Rice L., Waters CE., Eccles J., Garside H., Sommer P., Kay P., Blackhall FH., Zeef L., Telfer B., Stratford I., Clarke R., Singh D., Stevens A., White A., Ray DW.
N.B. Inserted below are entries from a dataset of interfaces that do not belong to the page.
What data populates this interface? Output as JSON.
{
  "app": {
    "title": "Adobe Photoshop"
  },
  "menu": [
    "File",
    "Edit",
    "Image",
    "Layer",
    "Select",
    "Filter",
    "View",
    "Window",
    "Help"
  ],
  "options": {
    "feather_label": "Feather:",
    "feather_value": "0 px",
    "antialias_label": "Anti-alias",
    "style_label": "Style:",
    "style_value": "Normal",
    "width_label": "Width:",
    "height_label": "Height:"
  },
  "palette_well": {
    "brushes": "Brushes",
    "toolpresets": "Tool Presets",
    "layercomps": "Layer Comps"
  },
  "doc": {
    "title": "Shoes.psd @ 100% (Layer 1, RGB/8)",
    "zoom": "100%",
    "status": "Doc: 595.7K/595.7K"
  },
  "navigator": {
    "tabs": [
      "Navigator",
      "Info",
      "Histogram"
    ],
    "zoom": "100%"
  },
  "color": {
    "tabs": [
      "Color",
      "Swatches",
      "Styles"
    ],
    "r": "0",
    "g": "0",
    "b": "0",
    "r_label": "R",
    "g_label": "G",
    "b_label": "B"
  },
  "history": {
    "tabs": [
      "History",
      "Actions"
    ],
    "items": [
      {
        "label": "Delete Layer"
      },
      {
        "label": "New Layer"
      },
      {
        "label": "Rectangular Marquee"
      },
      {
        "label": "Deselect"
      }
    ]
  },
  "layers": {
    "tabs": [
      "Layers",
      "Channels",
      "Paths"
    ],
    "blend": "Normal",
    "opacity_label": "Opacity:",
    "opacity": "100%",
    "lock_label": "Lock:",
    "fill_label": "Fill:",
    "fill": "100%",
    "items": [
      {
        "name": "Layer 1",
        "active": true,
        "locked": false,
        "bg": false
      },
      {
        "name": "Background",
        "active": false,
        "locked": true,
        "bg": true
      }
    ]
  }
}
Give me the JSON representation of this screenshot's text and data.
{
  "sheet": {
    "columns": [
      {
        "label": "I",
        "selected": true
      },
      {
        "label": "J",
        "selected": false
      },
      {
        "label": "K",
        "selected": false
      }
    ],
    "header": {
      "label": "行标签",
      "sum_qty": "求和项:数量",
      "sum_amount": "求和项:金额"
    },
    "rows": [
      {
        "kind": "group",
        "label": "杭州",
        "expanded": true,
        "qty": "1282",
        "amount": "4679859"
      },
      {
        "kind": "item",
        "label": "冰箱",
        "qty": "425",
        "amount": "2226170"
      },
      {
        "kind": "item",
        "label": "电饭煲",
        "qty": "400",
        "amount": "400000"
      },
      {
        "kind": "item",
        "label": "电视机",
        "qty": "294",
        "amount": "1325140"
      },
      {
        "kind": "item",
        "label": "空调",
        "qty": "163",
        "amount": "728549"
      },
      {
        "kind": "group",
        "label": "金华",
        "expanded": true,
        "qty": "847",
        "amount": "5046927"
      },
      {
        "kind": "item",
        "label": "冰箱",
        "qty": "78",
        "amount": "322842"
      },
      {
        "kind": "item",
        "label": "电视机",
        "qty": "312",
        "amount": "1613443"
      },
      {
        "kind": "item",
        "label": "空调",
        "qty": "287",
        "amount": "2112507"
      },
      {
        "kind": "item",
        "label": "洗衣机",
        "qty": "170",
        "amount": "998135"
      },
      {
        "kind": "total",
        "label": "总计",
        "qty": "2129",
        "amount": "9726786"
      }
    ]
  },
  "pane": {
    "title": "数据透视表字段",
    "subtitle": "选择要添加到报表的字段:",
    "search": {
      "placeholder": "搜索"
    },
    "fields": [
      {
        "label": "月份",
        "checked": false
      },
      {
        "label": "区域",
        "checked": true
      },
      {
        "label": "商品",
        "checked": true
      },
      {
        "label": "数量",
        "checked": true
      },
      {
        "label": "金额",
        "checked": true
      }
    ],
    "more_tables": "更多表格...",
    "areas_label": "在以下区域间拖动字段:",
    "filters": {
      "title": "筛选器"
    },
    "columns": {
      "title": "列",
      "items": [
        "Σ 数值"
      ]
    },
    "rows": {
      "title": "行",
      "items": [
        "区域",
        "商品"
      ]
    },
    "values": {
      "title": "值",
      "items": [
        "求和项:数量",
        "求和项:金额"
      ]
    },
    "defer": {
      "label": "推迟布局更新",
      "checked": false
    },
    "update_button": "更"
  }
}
Glucocorticoid (GC) receptors (GRs) have profound anti-survival effects on human small cell lung cancer (SCLC). To explore the basis of these effects, protein partners for GRs were sought using a yeast two-hybrid screen. We discovered a novel gene, FAM33A, subsequently identified as a SKA1 partner and involved in mitosis, and so renamed Ska2. We produced an anti-peptide antibody that specifically recognized full-length human SKA2 to measure expression in human cell lines and tissues. There was a wide variation in expression across multiple cell lines, but none was detected in the liver cell line HepG2. A xenograft model of human SCLC had intense staining and archival tissue revealed SKA2 in several human lung and breast tumours. SKA2 was found in the cytoplasm, where it co-localized with GR, but nuclear expression of SKA2 was seen in breast tumours. SKA2 overexpression increased GC transactivation in HepG2 cells while SKA2 knockdown in A549 human lung epithelial cells decreased transactivation and prevented dexamethasone inhibition of proliferation. GC treatment decreased SKA2 protein levels in A549 cells, as did Staurosporine, phorbol ester and trichostatin A; all agents that inhibit cell proliferation. Overexpression of SKA2 potentiated the proliferative response to IGF-I exposure, and knockdown with shRNA caused cells to arrest in mitosis. SKA2 has recently been identified in HeLa S3 cells as part of a complex, which is critical for spindle checkpoint silencing and exit from mitosis. Our new data show involvement in cell proliferation and GC signalling, with implications for understanding how GCs impact on cell fate.